- Wedding: April 2021 - Chicago, IL
Well I sure hope so! I’m in IL also, and we’re still hoping for our <100 wedding for April 2021. If not, we are postponing till fall 2021. Hopefully all will be much more calm come next July!
Post # 6
I voted “maybe” but that said, I don’t know that a vaccine will be widely distributed by then or even that it will prove effective in all demographics, for how long, or without serious side effects in a larger population sample. I’d prefer to err on the side of caution and would not book anything that you can’t get fully refunded.
Personally, due to the uncertainty and the direction this thing is going, if it was me I’d get married now and have a delayed reception when this whole mess is over, whenever that might be. I wouldn’t plan any thing now.
Post # 7
I think that’s what I will advise them (get married in court/church now, then wait for the big reception until 2022). It seems too risky to get stuck with possibly losing venue or vendor deposits if they end up having to postpone.
Thanks everyone for your insights! Sending my love and support to any of you with a wedding next year facing uncertainty (especially those of you who have already had to postpone once or twice). Fingers crossed that COVID doesn’t interfere with next summer’s weddings!
Post # 8
From the way things are going right now, I doubt it. Obviously, I don’t know this for a fact but I say I’m about 75% thinking that there will still be no vaccine. We had all these hopes during spring that warm weather will slow corona by summer because of the heat but look at the US infection rates, it’s worse than ever. And many people are just getting too laxed or just stopped caring. By the way, does anyone know what happened to those vaccine volunteers that were given trial shots in the spring?

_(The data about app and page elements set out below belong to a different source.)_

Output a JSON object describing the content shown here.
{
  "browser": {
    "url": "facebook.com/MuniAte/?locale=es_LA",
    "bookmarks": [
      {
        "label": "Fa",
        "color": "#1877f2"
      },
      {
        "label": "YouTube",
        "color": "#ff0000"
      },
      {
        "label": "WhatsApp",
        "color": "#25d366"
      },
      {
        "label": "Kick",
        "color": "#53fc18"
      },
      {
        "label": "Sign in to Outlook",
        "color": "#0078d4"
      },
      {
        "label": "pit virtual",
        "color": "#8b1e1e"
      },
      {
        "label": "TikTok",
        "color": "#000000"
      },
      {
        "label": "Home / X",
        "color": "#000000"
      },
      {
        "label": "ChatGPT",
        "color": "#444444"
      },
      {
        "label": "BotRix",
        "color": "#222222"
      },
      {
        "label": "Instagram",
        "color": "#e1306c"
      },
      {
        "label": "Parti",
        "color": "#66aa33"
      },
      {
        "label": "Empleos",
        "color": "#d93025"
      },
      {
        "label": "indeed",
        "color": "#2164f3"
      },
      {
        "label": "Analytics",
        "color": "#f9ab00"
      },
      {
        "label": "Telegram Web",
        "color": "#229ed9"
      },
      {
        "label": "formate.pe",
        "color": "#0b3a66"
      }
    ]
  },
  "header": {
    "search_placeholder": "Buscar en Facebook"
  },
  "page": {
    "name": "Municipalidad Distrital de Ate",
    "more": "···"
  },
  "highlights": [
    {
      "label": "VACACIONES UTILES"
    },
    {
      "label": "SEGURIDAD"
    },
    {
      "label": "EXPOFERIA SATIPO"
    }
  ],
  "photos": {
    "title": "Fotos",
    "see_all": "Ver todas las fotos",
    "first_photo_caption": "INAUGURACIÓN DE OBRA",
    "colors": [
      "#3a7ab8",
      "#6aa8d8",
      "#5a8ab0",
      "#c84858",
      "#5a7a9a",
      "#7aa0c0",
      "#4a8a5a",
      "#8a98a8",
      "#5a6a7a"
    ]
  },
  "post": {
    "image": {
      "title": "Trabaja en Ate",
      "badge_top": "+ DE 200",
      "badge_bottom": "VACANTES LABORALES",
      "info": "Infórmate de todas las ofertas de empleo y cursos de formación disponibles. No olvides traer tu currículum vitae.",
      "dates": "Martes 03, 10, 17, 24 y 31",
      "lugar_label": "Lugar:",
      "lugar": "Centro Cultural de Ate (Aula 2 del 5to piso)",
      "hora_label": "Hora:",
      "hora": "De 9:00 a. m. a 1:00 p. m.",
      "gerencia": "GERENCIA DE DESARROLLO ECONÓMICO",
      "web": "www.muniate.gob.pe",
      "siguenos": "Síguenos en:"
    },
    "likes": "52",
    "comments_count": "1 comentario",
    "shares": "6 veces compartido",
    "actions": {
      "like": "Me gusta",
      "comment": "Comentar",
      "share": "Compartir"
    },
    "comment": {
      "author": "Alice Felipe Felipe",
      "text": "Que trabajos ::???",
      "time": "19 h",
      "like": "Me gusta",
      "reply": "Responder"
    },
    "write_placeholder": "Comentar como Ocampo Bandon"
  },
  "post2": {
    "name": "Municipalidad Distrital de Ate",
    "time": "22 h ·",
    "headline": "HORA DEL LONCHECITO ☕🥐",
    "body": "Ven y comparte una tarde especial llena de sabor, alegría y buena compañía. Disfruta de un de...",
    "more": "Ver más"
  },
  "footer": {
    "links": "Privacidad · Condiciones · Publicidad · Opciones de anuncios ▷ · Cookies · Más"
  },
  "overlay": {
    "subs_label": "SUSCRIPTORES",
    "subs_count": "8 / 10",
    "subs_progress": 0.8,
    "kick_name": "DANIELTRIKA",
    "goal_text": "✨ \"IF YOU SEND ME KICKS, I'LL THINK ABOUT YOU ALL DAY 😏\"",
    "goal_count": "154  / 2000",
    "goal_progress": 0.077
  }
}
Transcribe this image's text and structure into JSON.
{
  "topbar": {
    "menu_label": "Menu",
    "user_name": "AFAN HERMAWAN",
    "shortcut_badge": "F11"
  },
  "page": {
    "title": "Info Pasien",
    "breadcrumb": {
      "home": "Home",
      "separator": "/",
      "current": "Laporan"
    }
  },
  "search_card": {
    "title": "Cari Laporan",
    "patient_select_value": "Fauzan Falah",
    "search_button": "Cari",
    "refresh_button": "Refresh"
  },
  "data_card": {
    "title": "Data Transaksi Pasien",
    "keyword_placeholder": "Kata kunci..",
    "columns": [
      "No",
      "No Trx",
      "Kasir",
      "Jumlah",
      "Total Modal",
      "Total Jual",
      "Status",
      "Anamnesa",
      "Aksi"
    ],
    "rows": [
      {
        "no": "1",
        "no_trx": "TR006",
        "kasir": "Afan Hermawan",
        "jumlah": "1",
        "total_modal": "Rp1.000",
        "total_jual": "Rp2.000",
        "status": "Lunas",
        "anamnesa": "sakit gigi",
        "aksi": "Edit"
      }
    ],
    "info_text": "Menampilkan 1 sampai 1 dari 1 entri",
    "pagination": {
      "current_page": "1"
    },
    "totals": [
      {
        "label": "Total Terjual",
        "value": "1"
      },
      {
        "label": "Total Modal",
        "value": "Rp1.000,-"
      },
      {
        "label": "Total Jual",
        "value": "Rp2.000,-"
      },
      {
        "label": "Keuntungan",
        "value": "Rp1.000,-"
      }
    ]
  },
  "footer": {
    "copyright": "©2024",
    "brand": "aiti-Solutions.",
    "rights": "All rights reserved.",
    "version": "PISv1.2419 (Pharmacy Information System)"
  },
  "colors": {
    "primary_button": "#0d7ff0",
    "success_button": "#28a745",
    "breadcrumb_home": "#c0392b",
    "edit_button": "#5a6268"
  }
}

Post # 9
They are already expecting major shortages in the supply chain when it comes to things like glass vials and needles. There’s close to no chance they’ll have created and tested a vaccine, packaged it, distributed it, and injected in ~210 million Americans (the level of coverage estimated before transmission rates go down) in the next 12 months.
Post # 10
Even if we have a vaccine in late winter or early spring, there may be issues discovered with it after that point. While drug-makers do everything possible to find those things out during clinical trials, it is always possible to miss something that isn’t apparent greater numbers of doses are administered. Unlikely? Perhaps, but I guess because there are no guarantees, I wouldn’t invest a whole lot of money in something I couldn’t be sure of. No one can know at this point.
Post # 11
I doubt it myself but only time will tell.
You also have to factor in not just a working vaccine being created but people being willing to actually take the vaccine which looks not great.
Post # 13
I’m hoping for my BIL’s sake that their July 2021 wedding turns out as planned but I can see it being a no go if we get a second wave.
Post # 14
From talking to my dad, who is a virologist, he is pretty confident we will have at least a semi-effective vaccine by early 2021. The wild cards are 1) production/supply chain and 2) participation. So many people don’t bother getting the flu shot, I’m pretty concerned we will see a low level of people who get the COVID vaccine – and since it’s unlikely to be one of our more effective vaccines, that puts even those of us responsible enough to get it at risk.
Post # 15
I agree. I’m most interested in learning overall public sentiment, especially among people who are thinking of getting married next year. I’m curious if people are all planning on 2022 weddings or if many are still moving forward with 2021 planning. All the weddings I was supposed to attend this year have been rescheduled for 2021, so it seems like these people believe the weddings will be able to take place then (though perhaps it’s all just wishful thinking).
According to a BBC article from a week or so ago: “Most experts think a vaccine is likely to become widely available by mid-2021, about 12-18 months after the new virus, known officially as Sars-CoV-2, first emerged.”